I can also confirm that people communicate in a way that describes the world in visual/auditory/kinesthetic terms, and people often have a preferred mode of communication. As a result, it is often helpful to choose a similar mode of communication. (My personal speculation: Not because that's their learning style, but because it is a more familiar kind of speech. What you say becomes more relatable)
But I certainly do agree with you that the "learning style" model is oversimplified, and can't be applied as such in many settings. (How on earth do you teach computer science in a kinesthetic way? ;)
Very interesting information about dancing, thanks for sharing that!
I can see how people have _preferences_. If something is new & hard (a possible definition for learning), I would imagine we instinctively look for ways to make progress with minimum amount of effort. So in that sense we may have learning styles, but that wouldn't mean permantent or exclusive style. Other ways could work for us, too, but over the years we practiced certain style more than others and so we choose whenever we can (it's efficient/pleasant).
So perhaps simple familiarity of a way to learn might be the source of the whole idea and its appeal.

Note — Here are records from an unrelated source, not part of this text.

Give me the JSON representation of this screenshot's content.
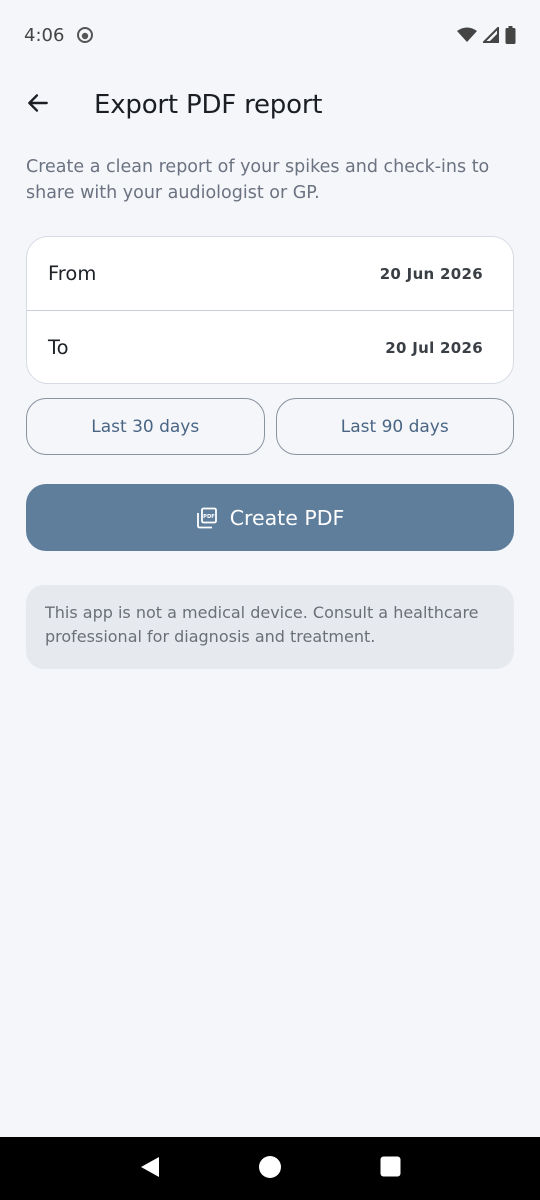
{
  "status_bar": {
    "time": "4:06",
    "left_icons": [
      "notification-icon"
    ],
    "right_icons": [
      "wifi-icon",
      "signal-icon",
      "battery-icon"
    ]
  },
  "app_bar": {
    "back_icon": "arrow-back-icon",
    "title": "Export PDF report"
  },
  "description": "Create a clean report of your spikes and check-ins to share with your audiologist or GP.",
  "date_range": {
    "from_label": "From",
    "from_value": "20 Jun 2026",
    "to_label": "To",
    "to_value": "20 Jul 2026"
  },
  "quick_ranges": [
    {
      "label": "Last 30 days"
    },
    {
      "label": "Last 90 days"
    }
  ],
  "primary_action": {
    "icon": "pdf-icon",
    "label": "Create PDF"
  },
  "disclaimer": "This app is not a medical device. Consult a healthcare professional for diagnosis and treatment.",
  "nav_bar": {
    "icons": [
      "nav-back-icon",
      "nav-home-icon",
      "nav-recents-icon"
    ]
  },
  "colors": {
    "background": "#f4f6fa",
    "primary": "#5f7e9c",
    "outline_text": "#4a6584",
    "disclaimer_bg": "#e6e9ee"
  }
}
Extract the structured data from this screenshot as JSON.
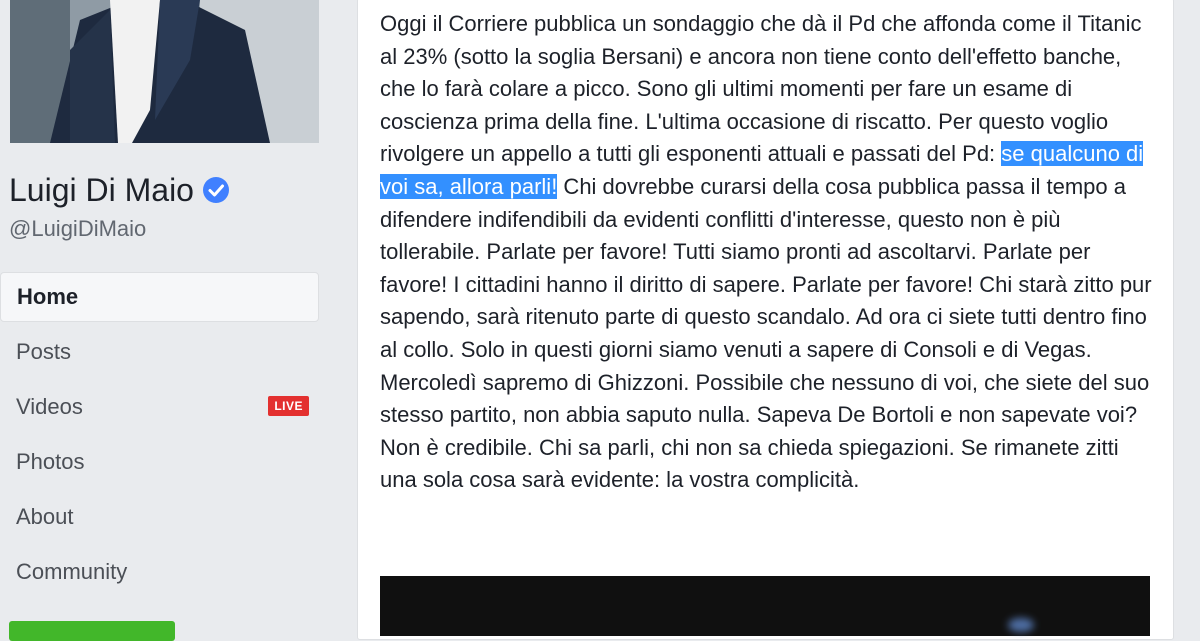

I can see how poorly designed scientific research would even validate learning styles in that sense without uncovering that everyone can actually learn in every way, they just choose not to for local efficiency.
I think it's more on the part of the reader. A lot of willpower is needed to fundamentally change yourself, especially based on just one person's ideas. It's up to the reader to put the ideas into action, and I think that for a lot of people that's difficult without a motivating environment.
For example, hanging out with people that are into fitness does a lot more for you than going it alone. Working a service job and having to speak to people to make money does more for your confidence than any motivating words. It's different for different people, of course.